§ **YOUR ASSIGNMENT**
Where a line of the listing below holds "subtitle", add it to the tally; give only the final number.

§ **EXERCISE MATERIAL**
====================

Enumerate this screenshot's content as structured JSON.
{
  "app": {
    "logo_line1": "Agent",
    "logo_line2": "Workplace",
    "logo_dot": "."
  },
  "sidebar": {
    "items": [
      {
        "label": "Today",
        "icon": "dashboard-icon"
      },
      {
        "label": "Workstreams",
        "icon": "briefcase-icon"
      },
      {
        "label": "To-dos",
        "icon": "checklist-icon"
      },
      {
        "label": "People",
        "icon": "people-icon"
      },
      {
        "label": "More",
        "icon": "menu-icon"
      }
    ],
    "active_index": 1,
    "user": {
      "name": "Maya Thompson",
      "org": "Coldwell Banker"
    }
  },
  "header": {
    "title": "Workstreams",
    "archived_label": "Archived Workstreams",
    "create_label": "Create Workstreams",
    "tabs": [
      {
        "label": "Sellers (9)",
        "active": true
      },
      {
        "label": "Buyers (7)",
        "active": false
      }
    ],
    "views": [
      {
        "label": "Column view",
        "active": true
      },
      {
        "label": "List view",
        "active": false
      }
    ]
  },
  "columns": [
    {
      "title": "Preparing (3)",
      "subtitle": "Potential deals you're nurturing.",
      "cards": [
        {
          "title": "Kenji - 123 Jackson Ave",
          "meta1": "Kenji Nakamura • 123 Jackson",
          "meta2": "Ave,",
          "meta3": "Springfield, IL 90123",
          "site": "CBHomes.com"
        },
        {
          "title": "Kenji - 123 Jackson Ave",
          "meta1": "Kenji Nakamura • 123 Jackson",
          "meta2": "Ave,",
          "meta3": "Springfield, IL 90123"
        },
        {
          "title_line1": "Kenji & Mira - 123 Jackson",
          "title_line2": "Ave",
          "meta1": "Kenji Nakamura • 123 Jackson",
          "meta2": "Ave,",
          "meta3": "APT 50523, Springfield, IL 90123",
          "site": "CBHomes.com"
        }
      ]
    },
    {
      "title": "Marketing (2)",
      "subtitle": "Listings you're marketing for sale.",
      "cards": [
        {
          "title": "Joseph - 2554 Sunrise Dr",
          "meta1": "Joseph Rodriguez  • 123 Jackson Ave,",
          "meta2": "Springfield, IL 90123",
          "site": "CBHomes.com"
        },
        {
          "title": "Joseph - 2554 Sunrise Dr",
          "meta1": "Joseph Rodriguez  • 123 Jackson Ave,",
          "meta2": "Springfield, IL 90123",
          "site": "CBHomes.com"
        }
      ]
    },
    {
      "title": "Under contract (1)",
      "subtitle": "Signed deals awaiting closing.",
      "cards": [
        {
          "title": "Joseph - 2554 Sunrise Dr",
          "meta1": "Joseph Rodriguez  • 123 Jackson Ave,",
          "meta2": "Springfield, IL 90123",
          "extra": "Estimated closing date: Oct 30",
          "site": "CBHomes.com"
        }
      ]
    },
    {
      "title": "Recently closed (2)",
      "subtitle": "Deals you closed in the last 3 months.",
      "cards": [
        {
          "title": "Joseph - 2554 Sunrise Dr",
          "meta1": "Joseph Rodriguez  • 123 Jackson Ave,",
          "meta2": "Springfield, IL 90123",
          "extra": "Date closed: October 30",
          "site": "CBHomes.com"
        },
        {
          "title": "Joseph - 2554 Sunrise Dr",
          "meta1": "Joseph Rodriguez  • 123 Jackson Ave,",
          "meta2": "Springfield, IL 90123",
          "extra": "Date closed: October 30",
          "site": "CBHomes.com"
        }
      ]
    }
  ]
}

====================

§ **EXERCISE RESPONSE**
4